I am not saying that if one wants to be sustainable, one has to give up profit. I think the general thought is that if you want to be sustainable, you’ll have to take out a few more bills out of the wallet. The idea is of course, in the long run, the investment will pay off, but many people aren’t interested in the long run. But Sustainability does not have to mean an immediate sacrifice of economic profit or immediate results. I watched a TED talk, not sure which one at the moment, in which a man described how analysts developed a method for a company’s produce manufacturing process that actually used recycled by-products and waste of the manufacturing process into their manufacturing process. In this way waste became a resource and the manufacturing process turned into a closed, self sustaining loop. In this case, the company not only reduced and recycled, they also saved a considerable amount of money! There are many opportunities to apply sustainable ideas in fields such as manufacturing processes and other fields. In fact, there is a growing interdisciplinary field called Industrial Ecology (relating to the systems field of industrial engineering) that focuses on the use of materials in a variety of systems and streamlining the production and use of these materials in the name of sustainability. These cases will actually save money instead of sucking it up, and you save the environment at the same time!

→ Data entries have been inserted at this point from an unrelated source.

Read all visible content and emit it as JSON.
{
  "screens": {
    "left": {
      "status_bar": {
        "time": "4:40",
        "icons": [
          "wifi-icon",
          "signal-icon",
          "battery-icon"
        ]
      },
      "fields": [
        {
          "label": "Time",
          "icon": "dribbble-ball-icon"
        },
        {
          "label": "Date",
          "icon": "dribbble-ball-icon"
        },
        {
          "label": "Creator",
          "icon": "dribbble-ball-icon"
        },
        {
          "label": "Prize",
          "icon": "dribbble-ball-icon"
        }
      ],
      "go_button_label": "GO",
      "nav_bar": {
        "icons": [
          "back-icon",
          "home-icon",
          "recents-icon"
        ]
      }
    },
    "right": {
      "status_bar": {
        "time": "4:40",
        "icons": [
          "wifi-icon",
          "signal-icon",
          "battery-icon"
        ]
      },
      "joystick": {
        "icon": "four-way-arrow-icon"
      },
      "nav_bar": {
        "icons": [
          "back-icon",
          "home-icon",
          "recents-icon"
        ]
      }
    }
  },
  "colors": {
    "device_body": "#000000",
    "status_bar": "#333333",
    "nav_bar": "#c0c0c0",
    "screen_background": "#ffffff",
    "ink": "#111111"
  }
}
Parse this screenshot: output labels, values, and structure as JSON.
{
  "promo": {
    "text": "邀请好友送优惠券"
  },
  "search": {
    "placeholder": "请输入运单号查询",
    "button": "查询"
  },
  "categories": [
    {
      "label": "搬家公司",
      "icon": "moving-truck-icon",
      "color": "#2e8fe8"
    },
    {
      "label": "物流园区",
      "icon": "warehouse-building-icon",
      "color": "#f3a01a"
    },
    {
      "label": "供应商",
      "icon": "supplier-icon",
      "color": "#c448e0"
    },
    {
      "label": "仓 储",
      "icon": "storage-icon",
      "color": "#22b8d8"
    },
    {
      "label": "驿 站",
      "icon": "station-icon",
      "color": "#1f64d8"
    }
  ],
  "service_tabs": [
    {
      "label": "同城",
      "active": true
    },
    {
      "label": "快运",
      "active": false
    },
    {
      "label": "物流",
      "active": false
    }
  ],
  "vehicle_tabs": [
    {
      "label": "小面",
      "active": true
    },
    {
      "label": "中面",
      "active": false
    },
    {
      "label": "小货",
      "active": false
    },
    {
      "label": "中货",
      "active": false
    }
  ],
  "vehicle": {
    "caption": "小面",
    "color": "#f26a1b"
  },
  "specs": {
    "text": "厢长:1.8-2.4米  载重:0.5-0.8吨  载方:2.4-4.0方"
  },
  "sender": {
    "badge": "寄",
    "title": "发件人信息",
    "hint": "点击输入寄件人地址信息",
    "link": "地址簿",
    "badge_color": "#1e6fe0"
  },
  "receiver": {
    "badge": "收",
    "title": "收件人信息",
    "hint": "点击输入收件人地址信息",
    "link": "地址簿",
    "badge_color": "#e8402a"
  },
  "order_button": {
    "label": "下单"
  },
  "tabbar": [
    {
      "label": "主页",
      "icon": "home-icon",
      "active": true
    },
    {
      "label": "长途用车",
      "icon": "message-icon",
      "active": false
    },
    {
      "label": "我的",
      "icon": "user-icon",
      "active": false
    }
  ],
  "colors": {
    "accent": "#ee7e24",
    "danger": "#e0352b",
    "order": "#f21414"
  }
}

This applications are vast, and I think the results can be quite beneficial if we start prioritizing – what do we really want to maximize/minimize? Admittedly, I don’t really know a lot about Systems Engineering and the precise work it entails, but it’s something that I’m sure I will keep an eye on, especially as it’s applications continue to grow. Sustainability doesn’t have to mean a reduction of profit, it can provide benefits, not just for companies, but for government and citizens. After all, as a professor once told me, a city isn’t just a collection of green buildings, it’s an entire system and it’s that entire system that needs to be green. There are a growing number of companies that are starting to realize the importance of ”greening” technology and computer, systems and information engineers are understanding the impact they can have on issues such as international development and sustainability. Hopefully that will provide the kick this society needs to get running again…hopefully on renewable energy.